=== Section Start ===

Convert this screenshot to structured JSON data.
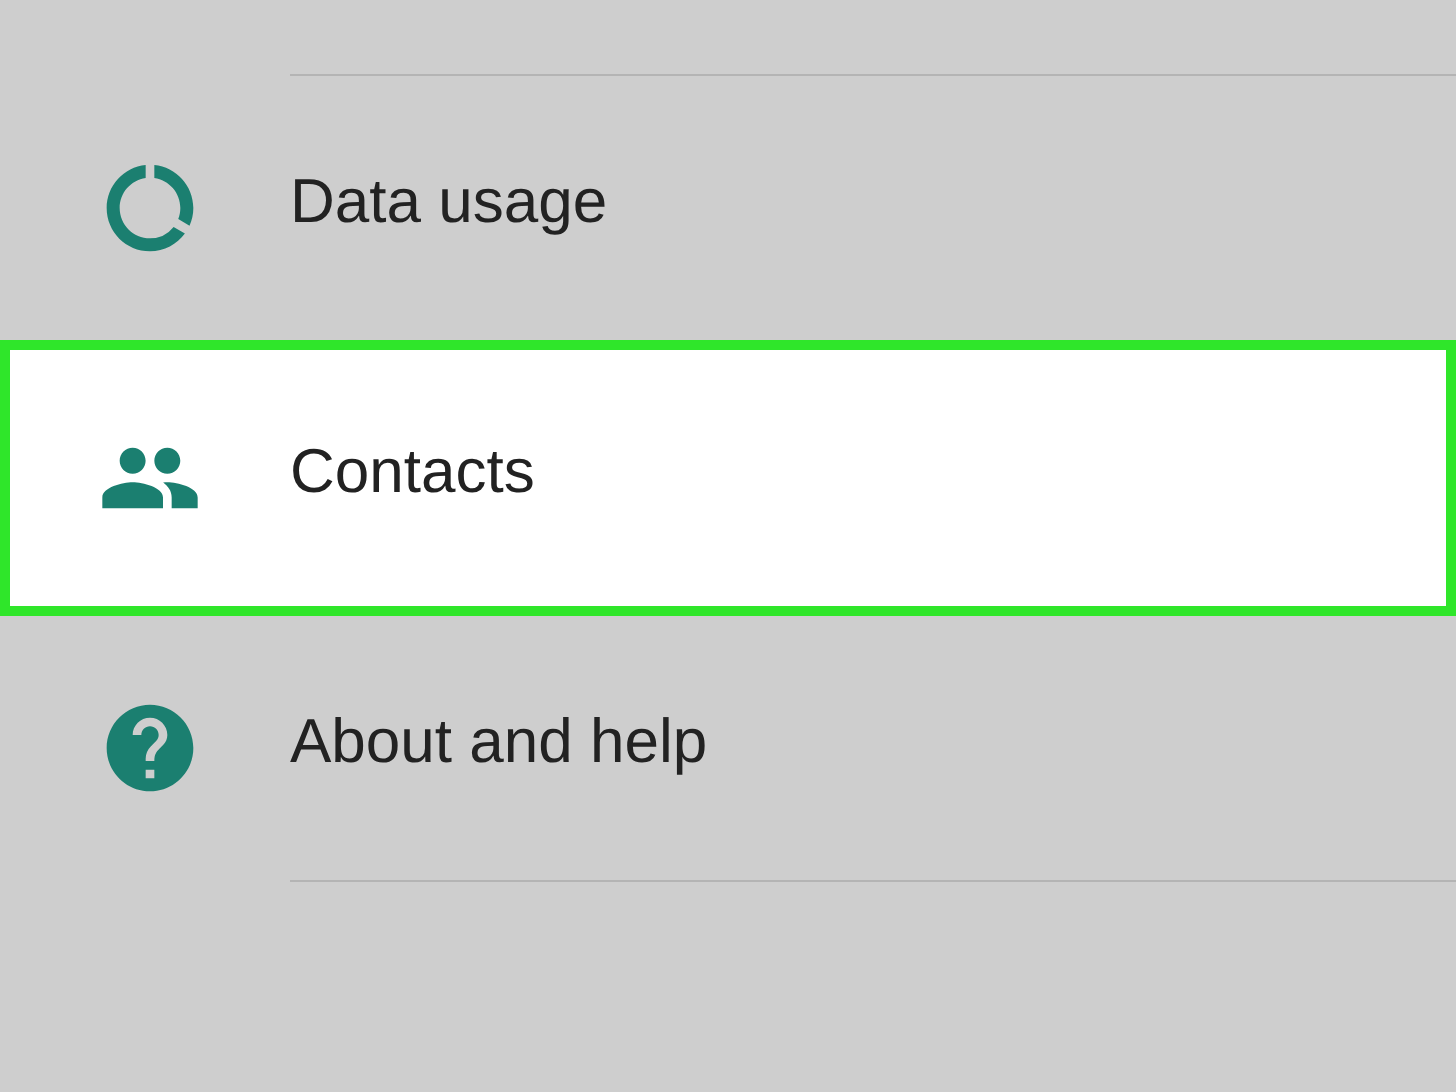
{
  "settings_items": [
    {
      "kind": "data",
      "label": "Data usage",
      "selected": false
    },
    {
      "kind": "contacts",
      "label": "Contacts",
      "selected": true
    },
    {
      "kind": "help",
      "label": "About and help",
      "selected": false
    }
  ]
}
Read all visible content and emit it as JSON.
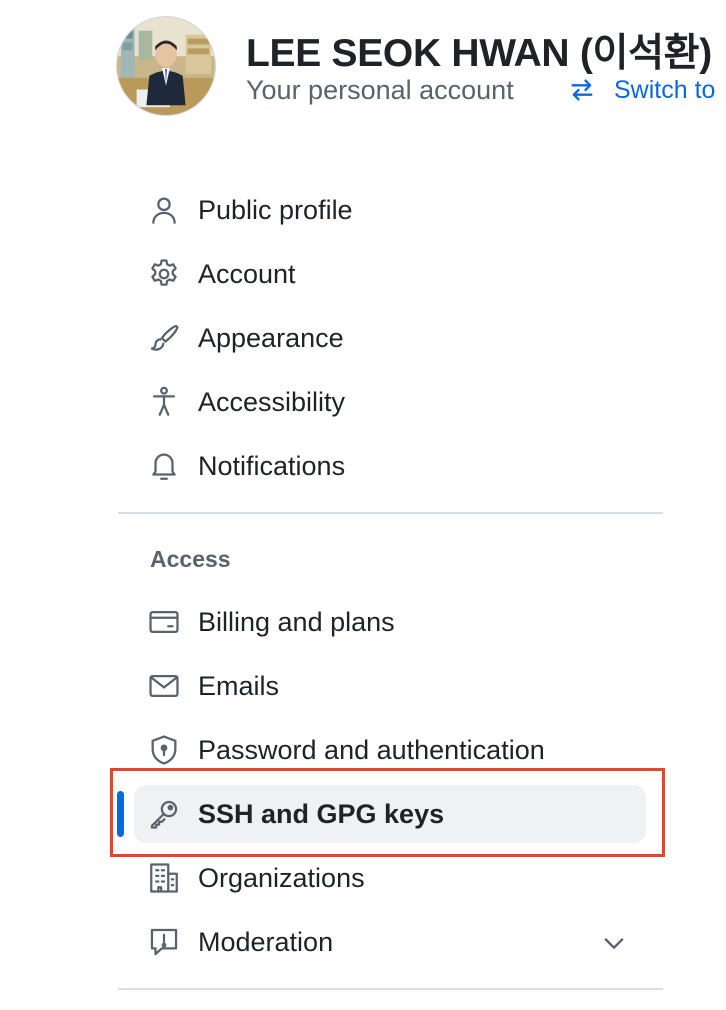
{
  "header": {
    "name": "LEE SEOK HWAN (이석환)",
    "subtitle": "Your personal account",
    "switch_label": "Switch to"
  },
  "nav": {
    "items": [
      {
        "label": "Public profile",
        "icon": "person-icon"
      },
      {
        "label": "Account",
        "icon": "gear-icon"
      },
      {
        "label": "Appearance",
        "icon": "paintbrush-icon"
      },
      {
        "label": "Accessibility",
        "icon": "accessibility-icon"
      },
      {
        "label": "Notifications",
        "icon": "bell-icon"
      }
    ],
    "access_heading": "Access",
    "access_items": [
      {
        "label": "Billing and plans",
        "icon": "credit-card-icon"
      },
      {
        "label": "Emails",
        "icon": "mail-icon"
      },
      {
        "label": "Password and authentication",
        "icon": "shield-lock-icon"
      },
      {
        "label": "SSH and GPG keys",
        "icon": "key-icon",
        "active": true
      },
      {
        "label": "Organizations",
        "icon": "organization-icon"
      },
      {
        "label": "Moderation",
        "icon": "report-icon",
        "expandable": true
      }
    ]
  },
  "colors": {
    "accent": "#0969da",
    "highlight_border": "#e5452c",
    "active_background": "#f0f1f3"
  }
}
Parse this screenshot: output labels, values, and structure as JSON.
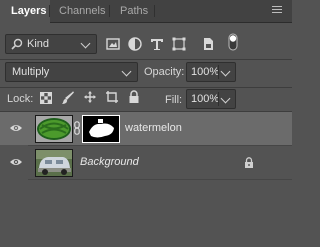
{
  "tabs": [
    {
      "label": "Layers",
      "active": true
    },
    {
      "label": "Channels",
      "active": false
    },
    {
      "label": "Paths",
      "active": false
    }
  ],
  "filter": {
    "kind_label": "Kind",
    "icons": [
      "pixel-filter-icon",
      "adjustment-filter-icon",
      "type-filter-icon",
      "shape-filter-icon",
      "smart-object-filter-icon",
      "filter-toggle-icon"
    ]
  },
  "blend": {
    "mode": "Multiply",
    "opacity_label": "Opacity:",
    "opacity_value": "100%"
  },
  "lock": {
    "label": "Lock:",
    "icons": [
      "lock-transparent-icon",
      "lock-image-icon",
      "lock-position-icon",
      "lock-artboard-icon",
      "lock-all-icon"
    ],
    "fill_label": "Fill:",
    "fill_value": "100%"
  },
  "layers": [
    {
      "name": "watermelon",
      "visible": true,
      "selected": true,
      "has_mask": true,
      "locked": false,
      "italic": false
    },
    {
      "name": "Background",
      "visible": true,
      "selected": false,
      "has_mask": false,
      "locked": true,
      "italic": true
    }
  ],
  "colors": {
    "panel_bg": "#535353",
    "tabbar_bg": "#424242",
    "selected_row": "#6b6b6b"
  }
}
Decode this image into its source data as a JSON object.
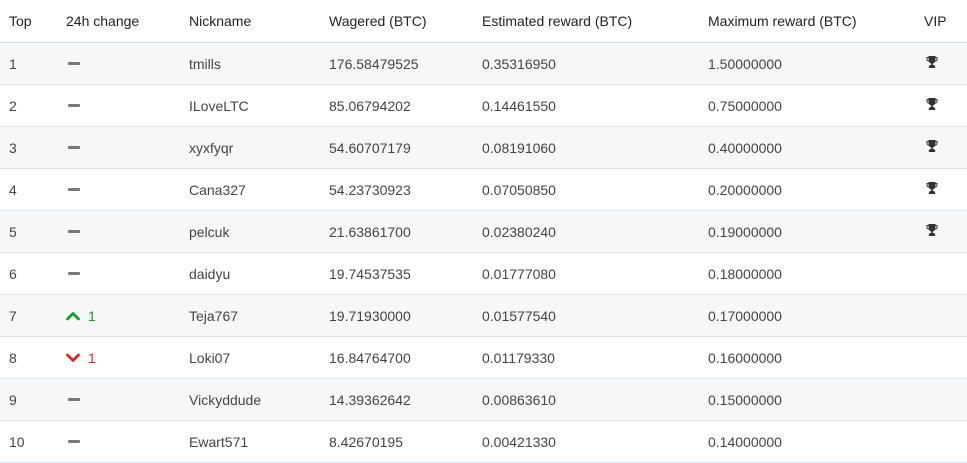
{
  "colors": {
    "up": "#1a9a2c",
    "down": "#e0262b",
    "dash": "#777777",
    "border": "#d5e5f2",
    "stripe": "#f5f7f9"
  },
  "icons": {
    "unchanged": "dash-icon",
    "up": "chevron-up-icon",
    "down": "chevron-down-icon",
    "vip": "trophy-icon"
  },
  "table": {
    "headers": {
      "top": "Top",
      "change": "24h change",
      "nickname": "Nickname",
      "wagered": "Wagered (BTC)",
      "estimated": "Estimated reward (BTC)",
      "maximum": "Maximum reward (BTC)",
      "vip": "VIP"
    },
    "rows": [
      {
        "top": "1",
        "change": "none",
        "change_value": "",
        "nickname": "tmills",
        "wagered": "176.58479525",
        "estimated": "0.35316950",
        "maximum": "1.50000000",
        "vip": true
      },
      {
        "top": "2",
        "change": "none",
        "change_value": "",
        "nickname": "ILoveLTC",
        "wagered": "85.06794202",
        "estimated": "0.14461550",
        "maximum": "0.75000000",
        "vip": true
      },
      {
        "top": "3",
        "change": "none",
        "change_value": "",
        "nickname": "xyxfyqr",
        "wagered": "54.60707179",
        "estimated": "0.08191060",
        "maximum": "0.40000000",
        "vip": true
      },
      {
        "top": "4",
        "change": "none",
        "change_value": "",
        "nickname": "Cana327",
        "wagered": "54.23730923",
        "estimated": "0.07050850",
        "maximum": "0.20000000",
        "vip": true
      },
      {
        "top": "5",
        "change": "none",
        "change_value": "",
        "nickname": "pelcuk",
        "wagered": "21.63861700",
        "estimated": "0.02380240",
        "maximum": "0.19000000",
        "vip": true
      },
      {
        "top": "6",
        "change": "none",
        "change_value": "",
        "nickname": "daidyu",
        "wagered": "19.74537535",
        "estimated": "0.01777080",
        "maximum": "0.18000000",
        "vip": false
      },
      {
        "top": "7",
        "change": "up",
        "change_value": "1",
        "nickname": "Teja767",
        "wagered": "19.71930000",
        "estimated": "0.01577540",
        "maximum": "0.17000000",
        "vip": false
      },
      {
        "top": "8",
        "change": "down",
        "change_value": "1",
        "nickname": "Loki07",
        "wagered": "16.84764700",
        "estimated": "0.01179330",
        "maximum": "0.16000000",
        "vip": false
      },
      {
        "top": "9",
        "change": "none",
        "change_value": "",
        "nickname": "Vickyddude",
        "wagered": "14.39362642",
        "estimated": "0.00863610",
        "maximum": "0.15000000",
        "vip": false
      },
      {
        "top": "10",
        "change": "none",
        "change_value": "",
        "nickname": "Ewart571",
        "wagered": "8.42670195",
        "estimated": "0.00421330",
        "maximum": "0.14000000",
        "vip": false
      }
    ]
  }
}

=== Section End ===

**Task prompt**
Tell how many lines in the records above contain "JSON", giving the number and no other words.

**Response to the exercise**
4